Together with the outstanding ornamental landscape of its estate, Culzean Castle is acknowledged as the epitome of the Picturesque movement in Scotland, in its own right and is a work of international importance. Culzean, at one time the largest estate in Ayrshire, has been associated with the Kennedy family since the Middle Ages. It was gifted by Gilbert the 4th Earl of Cassillis to his brother Thomas Kennedy, in 1569. In the 1660s, the barmekin around the tower house was breached to create the terraced gardens, orchards, and walled garden for which Culzean was notable, while the caves beneath the castle (a Scheduled Monument) were fortified to serve as secure stores.

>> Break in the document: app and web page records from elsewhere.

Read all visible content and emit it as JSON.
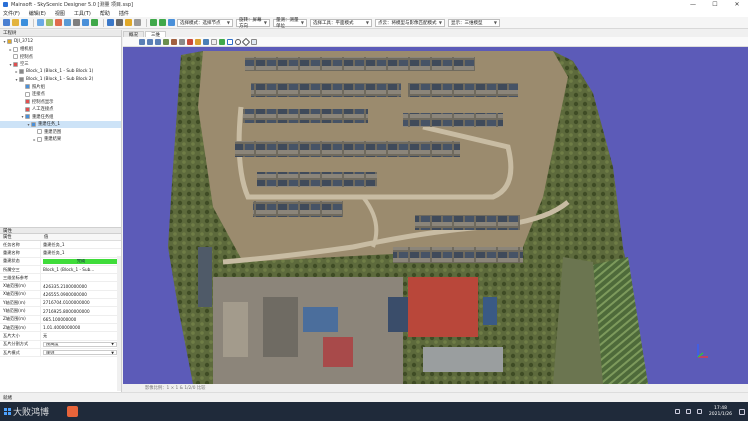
{
  "titlebar": {
    "title": "Mainsoft - SkyScenic Designer 5.0 [测量 项目.ssp]",
    "btns": [
      "—",
      "☐",
      "✕"
    ]
  },
  "menu": [
    "文件(F)",
    "编辑(E)",
    "视图",
    "工具(T)",
    "帮助",
    "插件"
  ],
  "toolbar": {
    "combos": [
      {
        "label": "选择模式：选择节点",
        "w": 56
      },
      {
        "label": "旋转：屏幕方向",
        "w": 34
      },
      {
        "label": "量测：测量单位",
        "w": 34
      },
      {
        "label": "选择工具：平面模式",
        "w": 62
      },
      {
        "label": "点云：将模型与影像匹配模式",
        "w": 70
      },
      {
        "label": "显示：三维模型",
        "w": 52
      }
    ]
  },
  "left_panel": {
    "title": "工程树",
    "tree": [
      {
        "indent": 0,
        "exp": "▾",
        "icon": "#e0a828",
        "label": "DJI_3712"
      },
      {
        "indent": 1,
        "exp": "▸",
        "icon": "#ffffff",
        "label": "相机组"
      },
      {
        "indent": 1,
        "exp": "",
        "icon": "#ffffff",
        "label": "控制点"
      },
      {
        "indent": 1,
        "exp": "▾",
        "icon": "#e05050",
        "label": "空三"
      },
      {
        "indent": 2,
        "exp": "▸",
        "icon": "#888888",
        "label": "Block_1 (Block_1 - Sub Block 1)"
      },
      {
        "indent": 2,
        "exp": "▾",
        "icon": "#888888",
        "label": "Block_1 (Block_1 - Sub Block 2)"
      },
      {
        "indent": 3,
        "exp": "",
        "icon": "#4a90d9",
        "label": "照片组"
      },
      {
        "indent": 3,
        "exp": "",
        "icon": "#ffffff",
        "label": "连接点"
      },
      {
        "indent": 3,
        "exp": "",
        "icon": "#e05050",
        "label": "控制点显示"
      },
      {
        "indent": 3,
        "exp": "",
        "icon": "#e05050",
        "label": "人工连接点"
      },
      {
        "indent": 3,
        "exp": "▾",
        "icon": "#4a90d9",
        "label": "重建任务组"
      },
      {
        "indent": 4,
        "exp": "▾",
        "icon": "#4a90d9",
        "label": "重建任务_1",
        "selected": true
      },
      {
        "indent": 5,
        "exp": "",
        "icon": "#ffffff",
        "label": "重建范围"
      },
      {
        "indent": 5,
        "exp": "▸",
        "icon": "#ffffff",
        "label": "重建结果"
      }
    ]
  },
  "props": {
    "title": "属性",
    "col_name": "属性",
    "col_value": "值",
    "rows": [
      {
        "k": "任务名称",
        "v": "重建任务_1",
        "type": "text"
      },
      {
        "k": "重建名称",
        "v": "重建任务_1",
        "type": "text"
      },
      {
        "k": "重建状态",
        "v": "完成",
        "type": "green"
      },
      {
        "k": "所属空三",
        "v": "Block_1 (Block_1 - Sub...",
        "type": "text"
      },
      {
        "k": "三维坐标参考",
        "v": "",
        "type": "text"
      },
      {
        "k": "X轴范围(m)",
        "v": "426335.2100000000",
        "type": "text"
      },
      {
        "k": "X轴范围(m)",
        "v": "426555.0900000000",
        "type": "text"
      },
      {
        "k": "Y轴范围(m)",
        "v": "2716704.0100000000",
        "type": "text"
      },
      {
        "k": "Y轴范围(m)",
        "v": "2716925.8000000000",
        "type": "text"
      },
      {
        "k": "Z轴范围(m)",
        "v": "665.100000000",
        "type": "text"
      },
      {
        "k": "Z轴范围(m)",
        "v": "1.01.4000000000",
        "type": "text"
      },
      {
        "k": "瓦片大小",
        "v": "无",
        "type": "text"
      },
      {
        "k": "瓦片分割方式",
        "v": "按高度",
        "type": "combo"
      },
      {
        "k": "瓦片模式",
        "v": "规则",
        "type": "combo"
      }
    ]
  },
  "view": {
    "tabs": [
      {
        "label": "概况",
        "active": false
      },
      {
        "label": "三维",
        "active": true
      }
    ]
  },
  "viewport_status": "影像比例：1 × 1 & 1/2/0 比较",
  "statusbar": "就绪",
  "taskbar": {
    "watermark": "大败鸿博",
    "time": "17:48",
    "date": "2021/1/26"
  },
  "colors": {
    "viewport_bg": "#5c5bb8",
    "green_status": "#3fdc3a",
    "selection": "#cde3f7"
  }
}
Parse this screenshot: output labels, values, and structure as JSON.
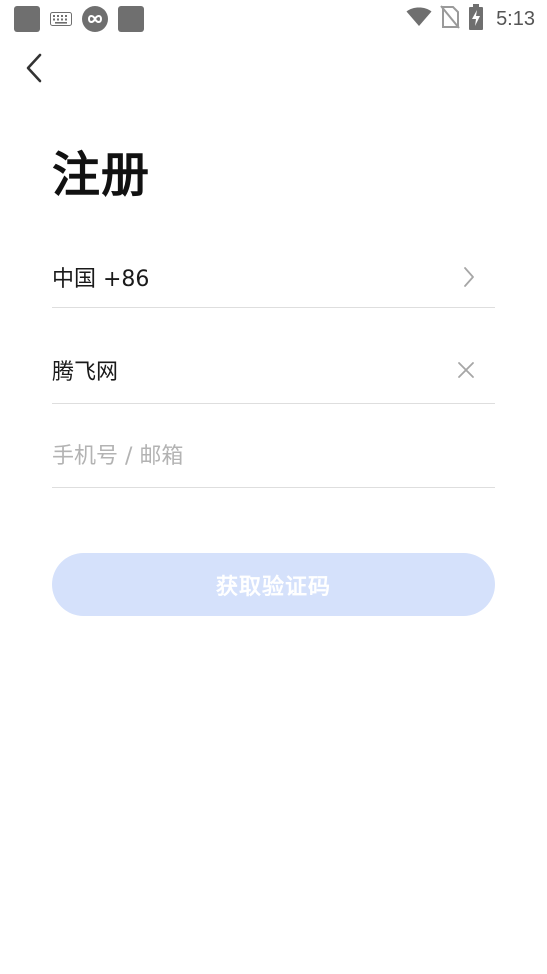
{
  "status_bar": {
    "time": "5:13",
    "left_icons": [
      "app-square-icon",
      "keyboard-icon",
      "infinity-circle-icon",
      "app-square-icon"
    ],
    "right_icons": [
      "wifi-icon",
      "no-sim-icon",
      "battery-charging-icon"
    ]
  },
  "header": {
    "back_icon": "chevron-left-icon"
  },
  "page": {
    "title": "注册"
  },
  "form": {
    "country": {
      "value": "中国 +86",
      "icon": "chevron-right-icon"
    },
    "name": {
      "value": "腾飞网",
      "icon": "clear-icon"
    },
    "account": {
      "value": "",
      "placeholder": "手机号 / 邮箱"
    },
    "submit_label": "获取验证码"
  },
  "colors": {
    "button_bg": "#d5e1fb",
    "divider": "#dedede",
    "placeholder": "#b3b3b3",
    "status_icon": "#6f6f6f"
  }
}
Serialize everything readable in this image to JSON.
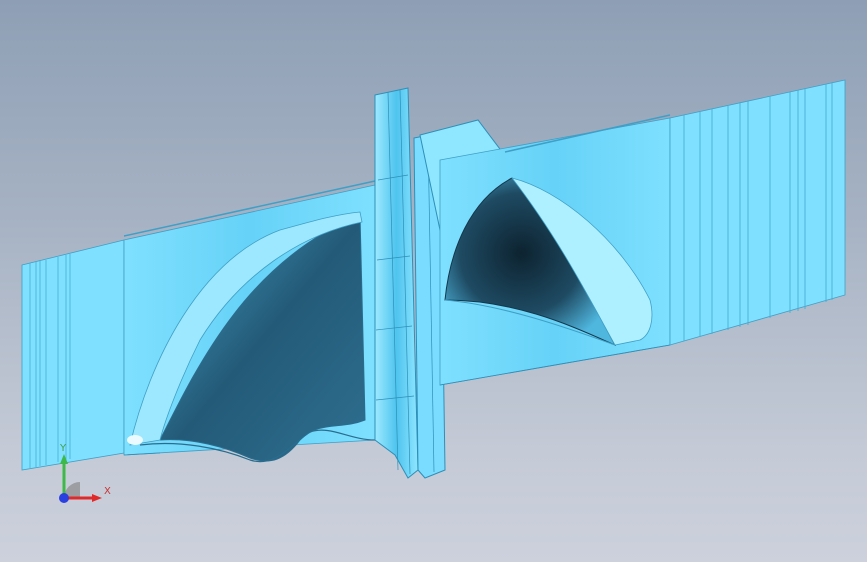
{
  "viewport": {
    "background_top": "#8e9fb5",
    "background_bottom": "#ccd1dc",
    "model_color": "#5fd0f5",
    "shadow_color": "#1c4e66"
  },
  "triad": {
    "x_label": "X",
    "y_label": "Y",
    "x_color": "#e02a2a",
    "y_color": "#3fb84a",
    "z_color": "#2a3fe0"
  }
}
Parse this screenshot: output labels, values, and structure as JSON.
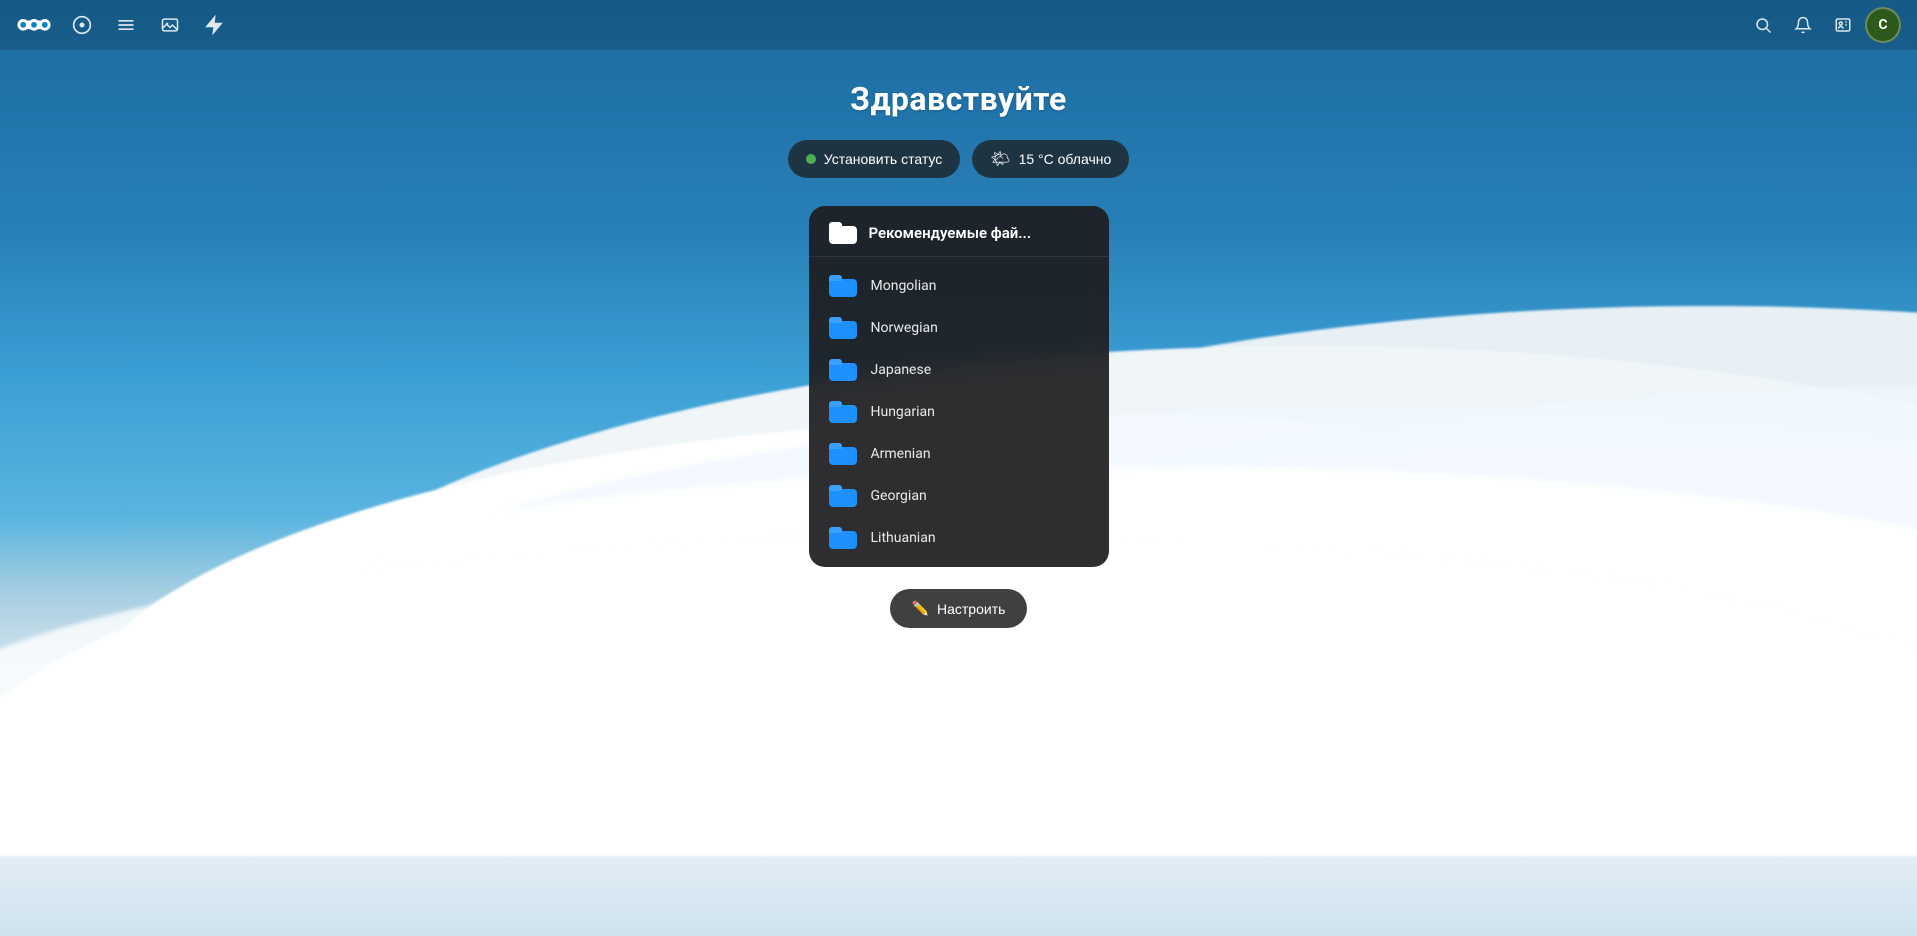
{
  "app": {
    "name": "Nextcloud"
  },
  "navbar": {
    "logo_alt": "Nextcloud logo",
    "nav_items": [
      {
        "id": "dashboard",
        "icon": "circle-icon",
        "label": "Dashboard"
      },
      {
        "id": "files",
        "icon": "folder-icon",
        "label": "Files"
      },
      {
        "id": "photos",
        "icon": "image-icon",
        "label": "Photos"
      },
      {
        "id": "activity",
        "icon": "activity-icon",
        "label": "Activity"
      }
    ],
    "right_items": [
      {
        "id": "search",
        "icon": "search-icon",
        "label": "Search"
      },
      {
        "id": "notifications",
        "icon": "bell-icon",
        "label": "Notifications"
      },
      {
        "id": "contacts",
        "icon": "contacts-icon",
        "label": "Contacts"
      },
      {
        "id": "avatar",
        "label": "C",
        "aria": "User menu"
      }
    ]
  },
  "main": {
    "greeting": "Здравствуйте",
    "status_button": "Установить статус",
    "weather_button": "15 °С облачно",
    "file_card": {
      "header_icon": "folder",
      "title": "Рекомендуемые фай...",
      "items": [
        {
          "name": "Mongolian"
        },
        {
          "name": "Norwegian"
        },
        {
          "name": "Japanese"
        },
        {
          "name": "Hungarian"
        },
        {
          "name": "Armenian"
        },
        {
          "name": "Georgian"
        },
        {
          "name": "Lithuanian"
        }
      ]
    },
    "customize_button": "Настроить"
  },
  "colors": {
    "background_top": "#1a6a9e",
    "background_bottom": "#4a9fc8",
    "card_bg": "rgba(28, 28, 30, 0.92)",
    "folder_blue": "#1e90ff",
    "status_green": "#4caf50",
    "text_white": "#ffffff"
  }
}
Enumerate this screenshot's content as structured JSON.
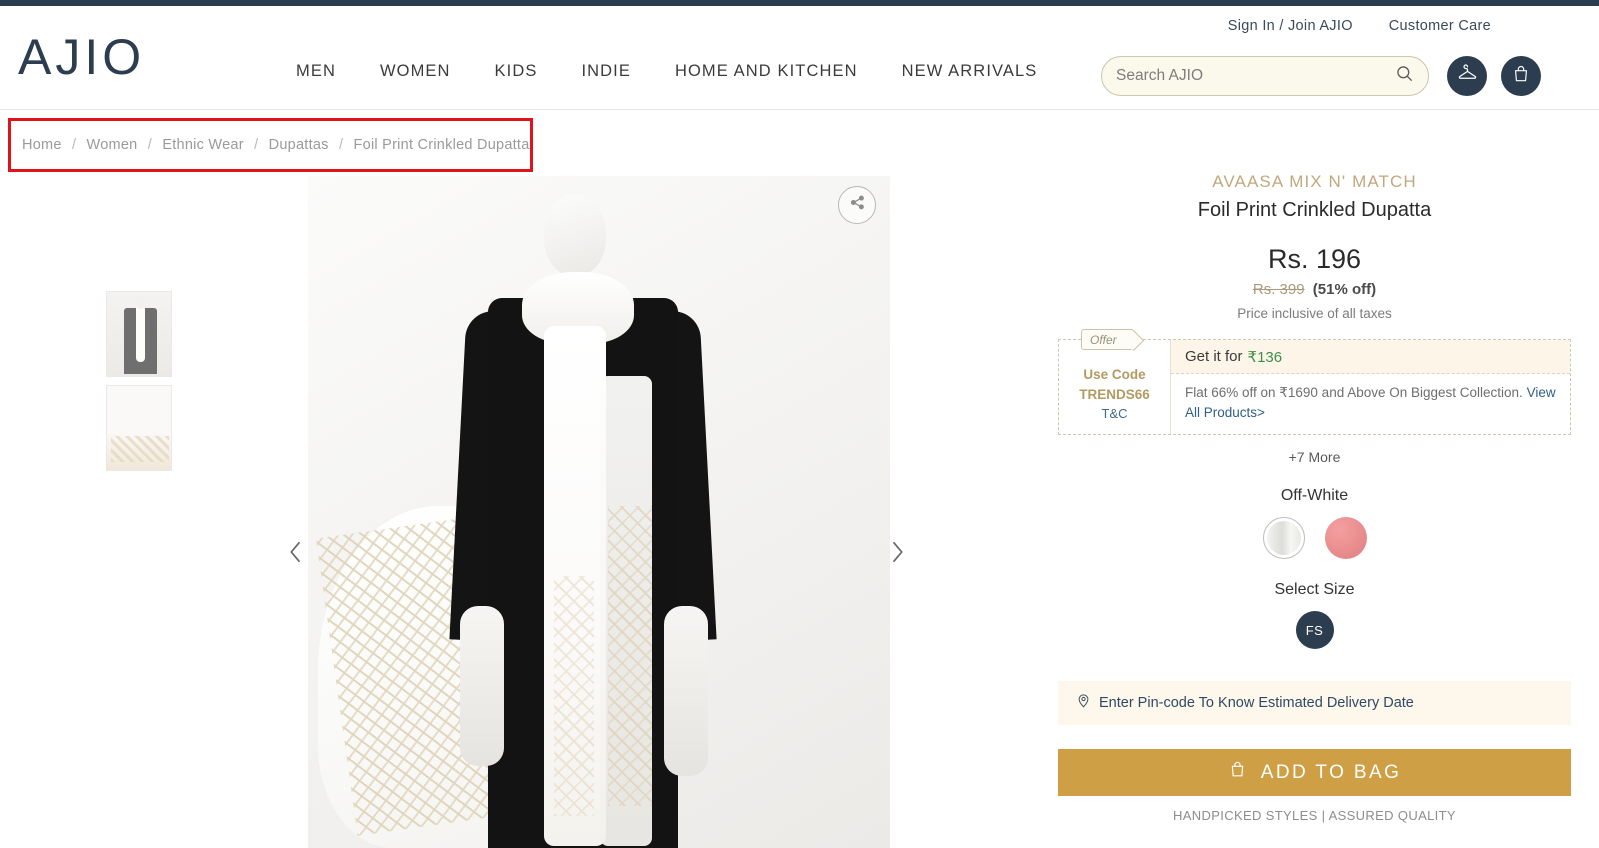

Culzean Castle became the principal family seat when Sir Thomas Kennedy (1726-75) became the 9th Earl of Cassillis, in 1759. A continuing programme of improvements was undertaken by Sir Thomas and his successors during the 18th and 19th centuries. The 10th Earl began rebuilding the Castle to designs by Robert Adam. This work was continued by Archibald (1770-1846), the 12th Earl, later the 1st Marquess of Ailsa. From about 1810 onwards he commissioned numerous structures, both practical and ornamental, and several important architects and landscape designers were engaged to embellish the gardens and grounds with ponds, gates, lodges and pavilions, resulting in several key works of the Picturesque era. The 3rd Marquess undertook the modernisation and enlargement of the Castle in the 1870s. In 1945, the 5th Marquess of Ailsa divided the property, making over the Castle, and the policies immediately surrounding it, to the National Trust for Scotland.
Robert Lugar (1773-1855) was a successful architect to the gentry during the picturesque era, specialising in Gothick and the Cottage Orné idioms and publishing several volumes of his designs. He designed a number of castles and mansions and many estate buildings, frequently making making humble buildings such as cottages and kennels into ornamental landscape features. His works include Balloch (now Ardoch) Castle (1809) and Tullichewan Castle (1808), both in Dunbartonshire and in the castellated style. His published works helped to spread the Cottages Orne style across the British Isles. Several buildings at Culzean were either especially designed by him or drew on his published designs: Swan Cottage and probably Swan Pond Bridge and the Pagoda, as well as the lodges at Morriston, Pennyglen and Glenside, which were demolished in the 1950s.
Hoolity Ha'Lodge and Hoolity Ha' Bridge were previously separately listed.
List description revised as part of the Culzean Castle Estate Review, 2010-11.